About this exercise: Write out every line below that contains "Output".

Data extracts Block Start

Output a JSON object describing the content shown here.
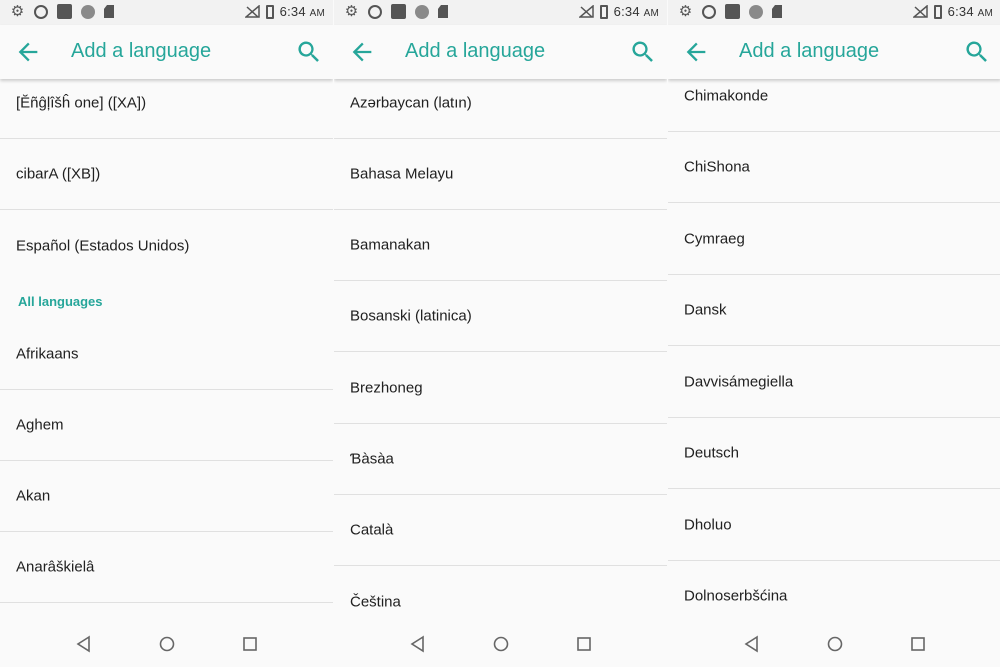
{
  "status_bar": {
    "time": "6:34",
    "ampm": "AM",
    "icons": [
      "gear-icon",
      "ring-icon",
      "square-icon",
      "circle-icon",
      "sim-icon",
      "no-signal-icon",
      "battery-charging-icon"
    ]
  },
  "app_bar": {
    "title": "Add a language",
    "back_icon": "arrow-back-icon",
    "search_icon": "search-icon"
  },
  "accent_color": "#26a69a",
  "screens": [
    {
      "items": [
        {
          "label": "[Ĕñĝļîšĥ one] ([XA])"
        },
        {
          "label": "cibarA ([XB])"
        },
        {
          "label": "Español (Estados Unidos)"
        }
      ],
      "section_header": "All languages",
      "items_after": [
        {
          "label": "Afrikaans"
        },
        {
          "label": "Aghem"
        },
        {
          "label": "Akan"
        },
        {
          "label": "Anarâškielâ"
        }
      ]
    },
    {
      "items": [
        {
          "label": "Azərbaycan (latın)"
        },
        {
          "label": "Bahasa Melayu"
        },
        {
          "label": "Bamanakan"
        },
        {
          "label": "Bosanski (latinica)"
        },
        {
          "label": "Brezhoneg"
        },
        {
          "label": "Ɓàsàa"
        },
        {
          "label": "Català"
        },
        {
          "label": "Čeština"
        }
      ]
    },
    {
      "items": [
        {
          "label": "Chimakonde"
        },
        {
          "label": "ChiShona"
        },
        {
          "label": "Cymraeg"
        },
        {
          "label": "Dansk"
        },
        {
          "label": "Davvisámegiella"
        },
        {
          "label": "Deutsch"
        },
        {
          "label": "Dholuo"
        },
        {
          "label": "Dolnoserbšćina"
        }
      ]
    }
  ],
  "nav_bar": {
    "back": "nav-back-triangle-icon",
    "home": "nav-home-circle-icon",
    "recents": "nav-recents-square-icon"
  }
}
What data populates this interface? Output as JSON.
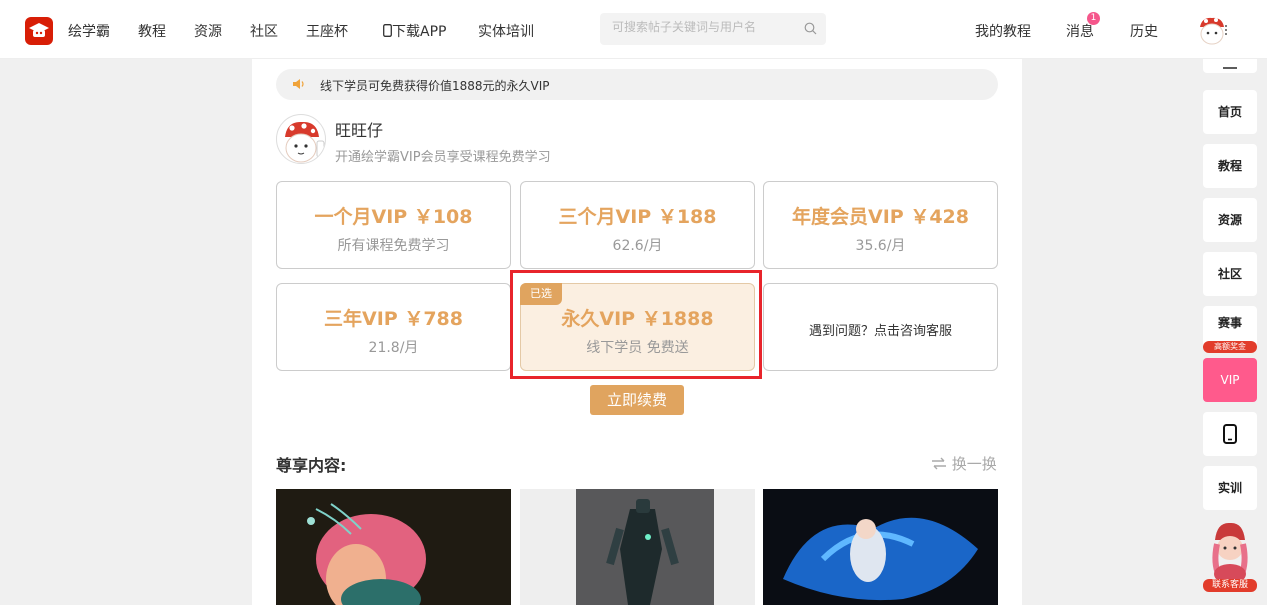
{
  "nav": {
    "items": [
      "绘学霸",
      "教程",
      "资源",
      "社区",
      "王座杯",
      "下载APP",
      "实体培训"
    ],
    "search_placeholder": "可搜索帖子关键词与用户名",
    "right": [
      "我的教程",
      "消息",
      "历史"
    ],
    "message_badge": "1",
    "logo_text": "绘学霸"
  },
  "notice": {
    "text": "线下学员可免费获得价值1888元的永久VIP"
  },
  "user": {
    "name": "旺旺仔",
    "subtitle": "开通绘学霸VIP会员享受课程免费学习"
  },
  "plans": [
    {
      "title": "一个月VIP ￥108",
      "sub": "所有课程免费学习"
    },
    {
      "title": "三个月VIP ￥188",
      "sub": "62.6/月"
    },
    {
      "title": "年度会员VIP ￥428",
      "sub": "35.6/月"
    },
    {
      "title": "三年VIP ￥788",
      "sub": "21.8/月"
    },
    {
      "title": "永久VIP ￥1888",
      "sub": "线下学员 免费送",
      "tag": "已选"
    }
  ],
  "help_text": "遇到问题？点击咨询客服",
  "renew_label": "立即续费",
  "section": {
    "title": "尊享内容:",
    "swap_label": "换一换"
  },
  "sidebar": {
    "items": [
      "首页",
      "教程",
      "资源",
      "社区",
      "赛事",
      "VIP",
      "实训"
    ],
    "contest_tag": "高额奖金",
    "service_label": "联系客服"
  },
  "colors": {
    "accent": "#e0a45f",
    "vip_pink": "#ff5a8c",
    "brand_red": "#d81e06",
    "highlight_red": "#e8242b"
  }
}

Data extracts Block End

Solution for this task:
Output a JSON object describing the content shown here.
What data populates this interface? Output as JSON.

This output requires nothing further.